Metrics and monitoring can be easier in a containerised world, as most container environments capture and report metrics for things like CPU and memory use out of the box, plus you get metrics around rate of restarts, number of copies of the application running, and so on; instrumenting your applications for deeper inspection, using metrics gathering frameworks like Prometheus is a task that requires additional development activity.
Amazon’s Elastic Container Service (ECS) is a container orchestration service which takes care of much of the “grunt work” of running containerised workloads.
With a fully-managed control plane, you choose how you bring the compute capacity to the party, and ECS looks after container scheduling (which worker node to run the container on), restarts (keeping containers running), scaling (adding more containers if load goes up, and removing them if it goes down), and attaching containers to load balancers to direct traffic to the back-end.
There are three models for bringing the compute to ECS:
- EC2, which are the AWS Virtual Machine equivalent, and which are referred to as “instances”;
- Fargate, which is a fully-managed compute platform for container workloads; and
- On-premises worker nodes, which install and run the ECS Agent (and must be configured with AWS IAM credentials in order to operate as part of the cluster). Recently, AWS Outposts have become available which allows you to combine the ease of use of EC2 with the “I can see the cables” nature of on-premises compute.
Put simply, ECS organises compute nodes into a fleet, which runs Services that comprise Tasks, each of which can have multiple containers (up to 10).
ECS and Windows
Windows is a fully-supported compute worker platform for ECS, although there are some features which are available for Linux-based workloads that haven’t made it to Windows yet.
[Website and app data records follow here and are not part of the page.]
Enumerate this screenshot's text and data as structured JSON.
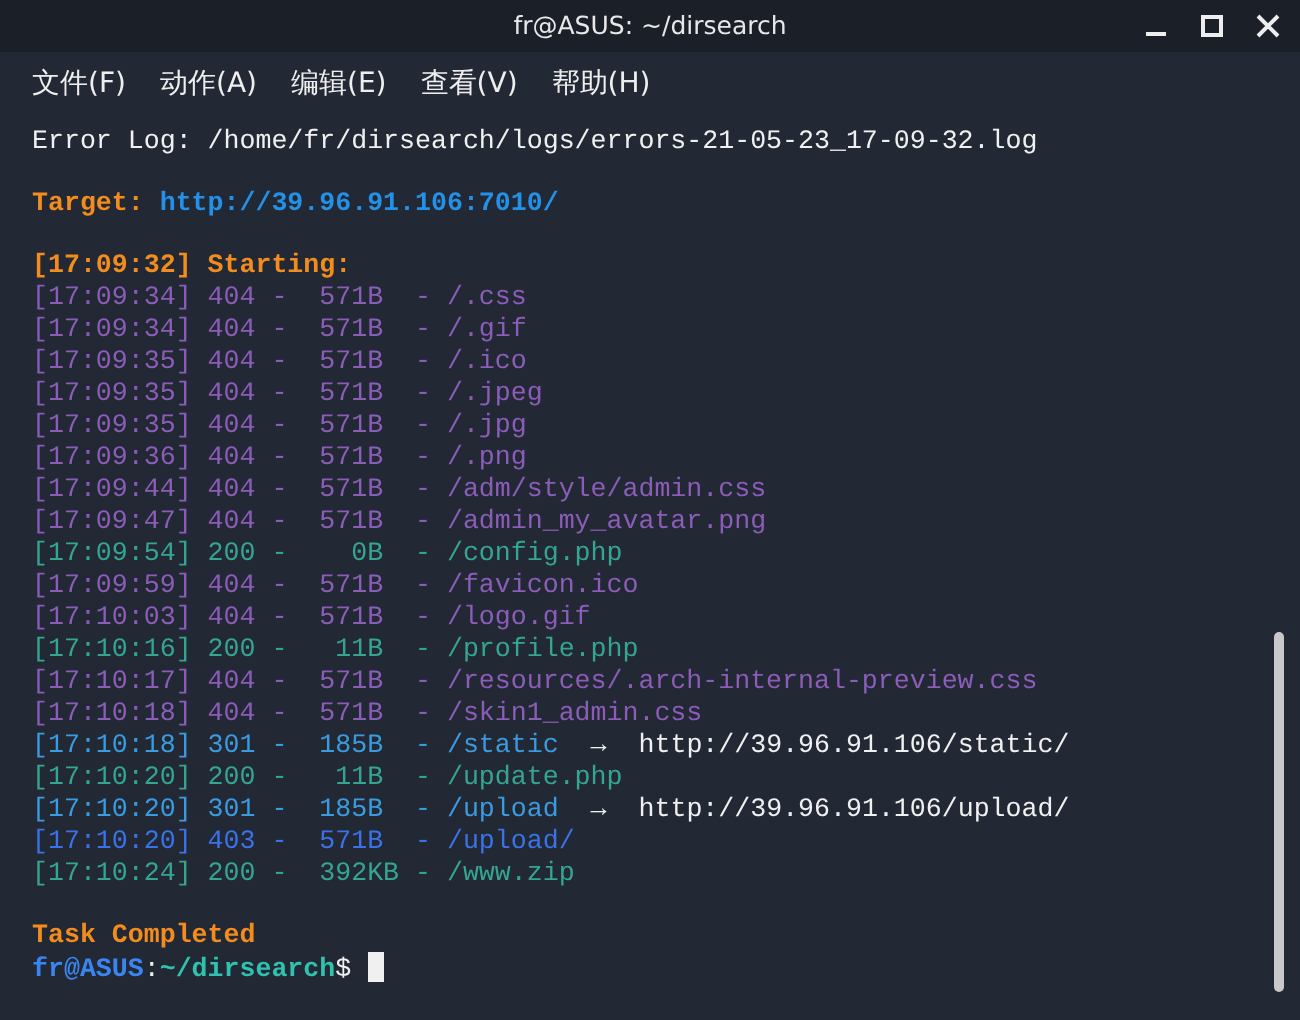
{
  "window": {
    "title": "fr@ASUS: ~/dirsearch"
  },
  "menu": [
    "文件(F)",
    "动作(A)",
    "编辑(E)",
    "查看(V)",
    "帮助(H)"
  ],
  "terminal": {
    "error_log": "Error Log: /home/fr/dirsearch/logs/errors-21-05-23_17-09-32.log",
    "target": {
      "label": "Target:",
      "url": "http://39.96.91.106:7010/"
    },
    "starting": "[17:09:32] Starting:",
    "rows": [
      {
        "text": "[17:09:34] 404 -  571B  - /.css",
        "color": "#8b5cb8"
      },
      {
        "text": "[17:09:34] 404 -  571B  - /.gif",
        "color": "#8b5cb8"
      },
      {
        "text": "[17:09:35] 404 -  571B  - /.ico",
        "color": "#8b5cb8"
      },
      {
        "text": "[17:09:35] 404 -  571B  - /.jpeg",
        "color": "#8b5cb8"
      },
      {
        "text": "[17:09:35] 404 -  571B  - /.jpg",
        "color": "#8b5cb8"
      },
      {
        "text": "[17:09:36] 404 -  571B  - /.png",
        "color": "#8b5cb8"
      },
      {
        "text": "[17:09:44] 404 -  571B  - /adm/style/admin.css",
        "color": "#8b5cb8"
      },
      {
        "text": "[17:09:47] 404 -  571B  - /admin_my_avatar.png",
        "color": "#8b5cb8"
      },
      {
        "text": "[17:09:54] 200 -    0B  - /config.php",
        "color": "#35a592"
      },
      {
        "text": "[17:09:59] 404 -  571B  - /favicon.ico",
        "color": "#8b5cb8"
      },
      {
        "text": "[17:10:03] 404 -  571B  - /logo.gif",
        "color": "#8b5cb8"
      },
      {
        "text": "[17:10:16] 200 -   11B  - /profile.php",
        "color": "#35a592"
      },
      {
        "text": "[17:10:17] 404 -  571B  - /resources/.arch-internal-preview.css",
        "color": "#8b5cb8"
      },
      {
        "text": "[17:10:18] 404 -  571B  - /skin1_admin.css",
        "color": "#8b5cb8"
      },
      {
        "text": "[17:10:18] 301 -  185B  - /static",
        "color": "#3a9be0",
        "arrow": "→",
        "redirect": "http://39.96.91.106/static/"
      },
      {
        "text": "[17:10:20] 200 -   11B  - /update.php",
        "color": "#35a592"
      },
      {
        "text": "[17:10:20] 301 -  185B  - /upload",
        "color": "#3a9be0",
        "arrow": "→",
        "redirect": "http://39.96.91.106/upload/"
      },
      {
        "text": "[17:10:20] 403 -  571B  - /upload/",
        "color": "#3a72e8"
      },
      {
        "text": "[17:10:24] 200 -  392KB - /www.zip",
        "color": "#35a592"
      }
    ],
    "completed": "Task Completed",
    "prompt": {
      "user": "fr@ASUS",
      "sep": ":",
      "path": "~/dirsearch",
      "symbol": "$"
    }
  }
}
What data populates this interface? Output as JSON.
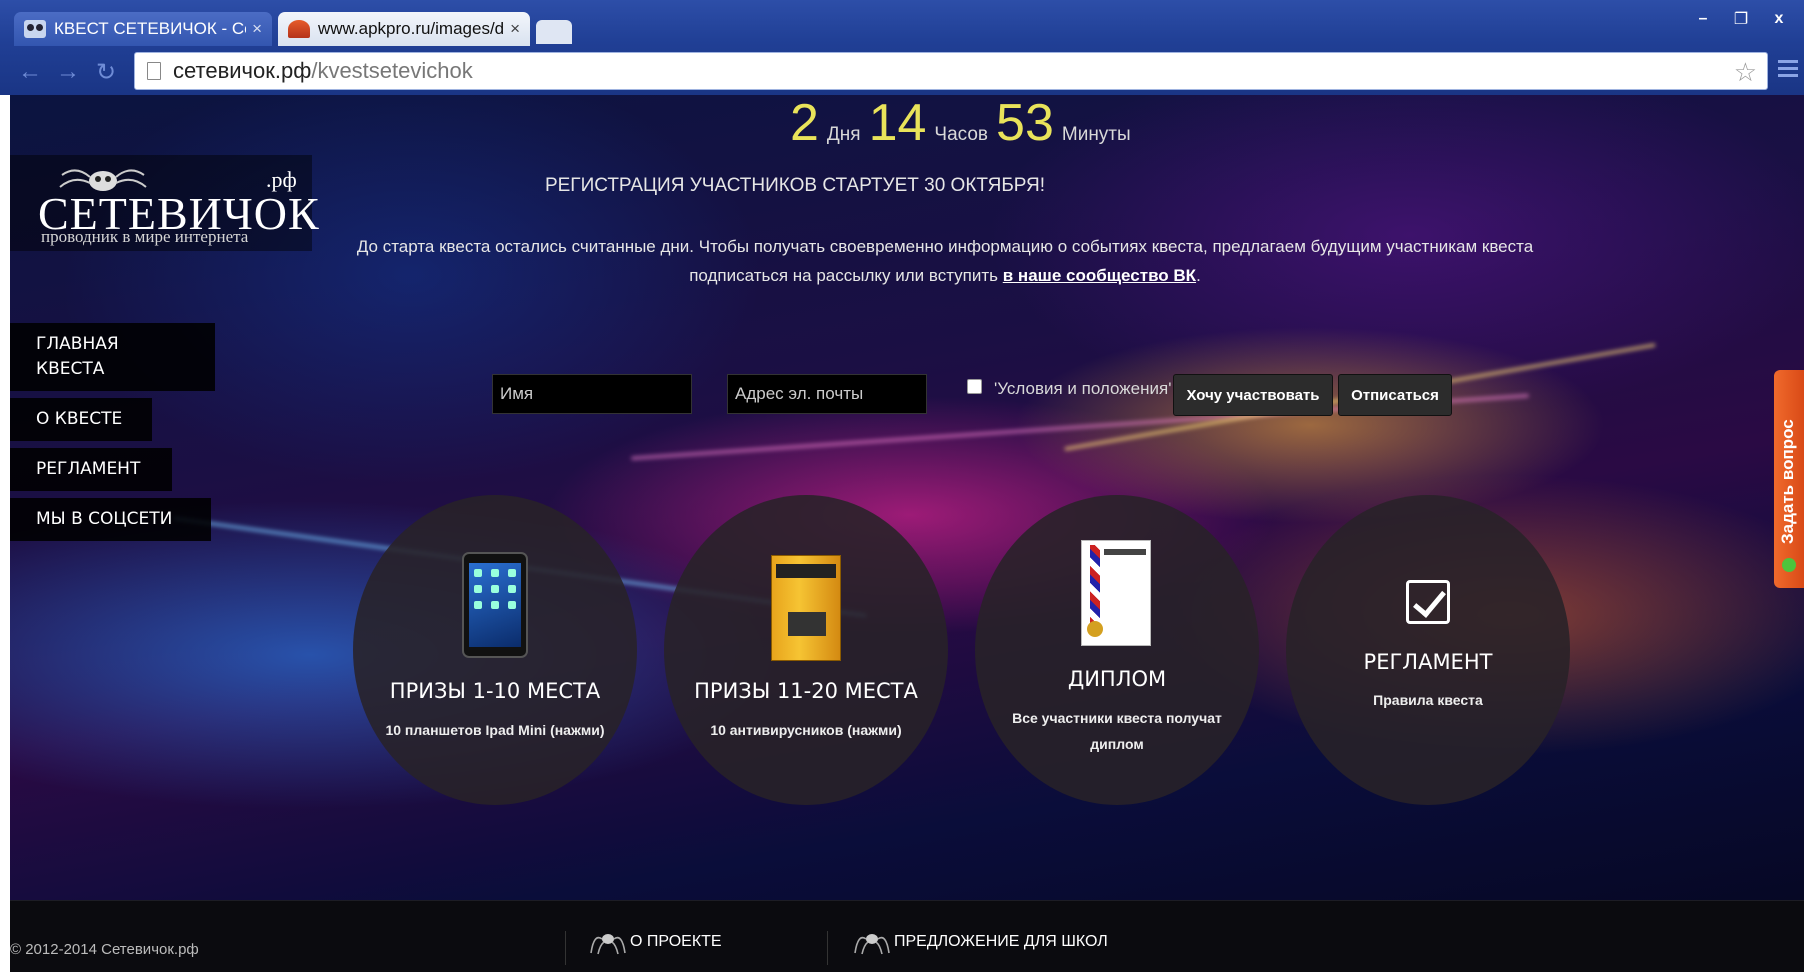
{
  "browser": {
    "tabs": [
      {
        "title": "КВЕСТ СЕТЕВИЧОК - Сет",
        "close": "×"
      },
      {
        "title": "www.apkpro.ru/images/d",
        "close": "×"
      }
    ],
    "window_buttons": {
      "minimize": "–",
      "restore": "❐",
      "close": "x"
    },
    "nav": {
      "back": "←",
      "forward": "→",
      "reload": "↻"
    },
    "url_host": "сетевичок.рф",
    "url_path": "/kvestsetevichok",
    "bookmark_star": "☆"
  },
  "countdown": {
    "days": "2",
    "days_label": "Дня",
    "hours": "14",
    "hours_label": "Часов",
    "minutes": "53",
    "minutes_label": "Минуты"
  },
  "registration_title": "РЕГИСТРАЦИЯ УЧАСТНИКОВ СТАРТУЕТ 30 ОКТЯБРЯ!",
  "intro": {
    "text": "До старта квеста остались считанные дни. Чтобы получать своевременно информацию о событиях квеста, предлагаем будущим участникам квеста подписаться на рассылку или вступить ",
    "link": "в наше сообщество ВК",
    "end": "."
  },
  "logo": {
    "name": "СЕТЕВИЧОК",
    "tld": ".рф",
    "tagline": "проводник в мире интернета"
  },
  "sidenav": [
    {
      "label": "ГЛАВНАЯ КВЕСТА"
    },
    {
      "label": "О КВЕСТЕ"
    },
    {
      "label": "РЕГЛАМЕНТ"
    },
    {
      "label": "МЫ В СОЦСЕТИ"
    }
  ],
  "form": {
    "name_placeholder": "Имя",
    "email_placeholder": "Адрес эл. почты",
    "terms_label": "'Условия и положения'",
    "submit_label": "Хочу участвовать",
    "unsubscribe_label": "Отписаться"
  },
  "features": [
    {
      "title": "ПРИЗЫ 1-10 МЕСТА",
      "desc": "10 планшетов Ipad Mini (нажми)",
      "icon": "ipad-icon"
    },
    {
      "title": "ПРИЗЫ 11-20 МЕСТА",
      "desc": "10 антивирусников (нажми)",
      "icon": "antivirus-box-icon"
    },
    {
      "title": "ДИПЛОМ",
      "desc": "Все участники квеста получат диплом",
      "icon": "diploma-icon"
    },
    {
      "title": "РЕГЛАМЕНТ",
      "desc": "Правила квеста",
      "icon": "checkbox-icon"
    }
  ],
  "feedback_tab": {
    "label": "Задать вопрос"
  },
  "footer": {
    "copyright": "© 2012-2014 Сетевичок.рф",
    "links": [
      {
        "label": "О ПРОЕКТЕ"
      },
      {
        "label": "ПРЕДЛОЖЕНИЕ ДЛЯ ШКОЛ"
      }
    ]
  },
  "colors": {
    "countdown": "#e9e35a",
    "feedback_tab": "#e85a22",
    "nav_bg": "#000000"
  }
}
The EC2 and on-premises models are supported, but Fargate is not available (likely for licensing reasons).
Task-based networking also isn’t available yet (which is where each container could have its own separate network interface — making network security easier to set up with least-privilege access).
With that caveat out of the way, Windows on ECS is perfectly functional and features are being added all the time.
If you’d like to know some of the things on the roadmap for Windows on ECS, you can check out the AWS Container Roadmap at GitHub.
Windows and Containers are a great way to increase utilisation of the most expensive resource — the actual Windows-licensed VM — for certain workloads. ECS is a fast, straightforward way to orchestrate containers, whether Windows or Linux, on the AWS platform. If you’d like to explore containerised Windows workloads further, please get in contact with us!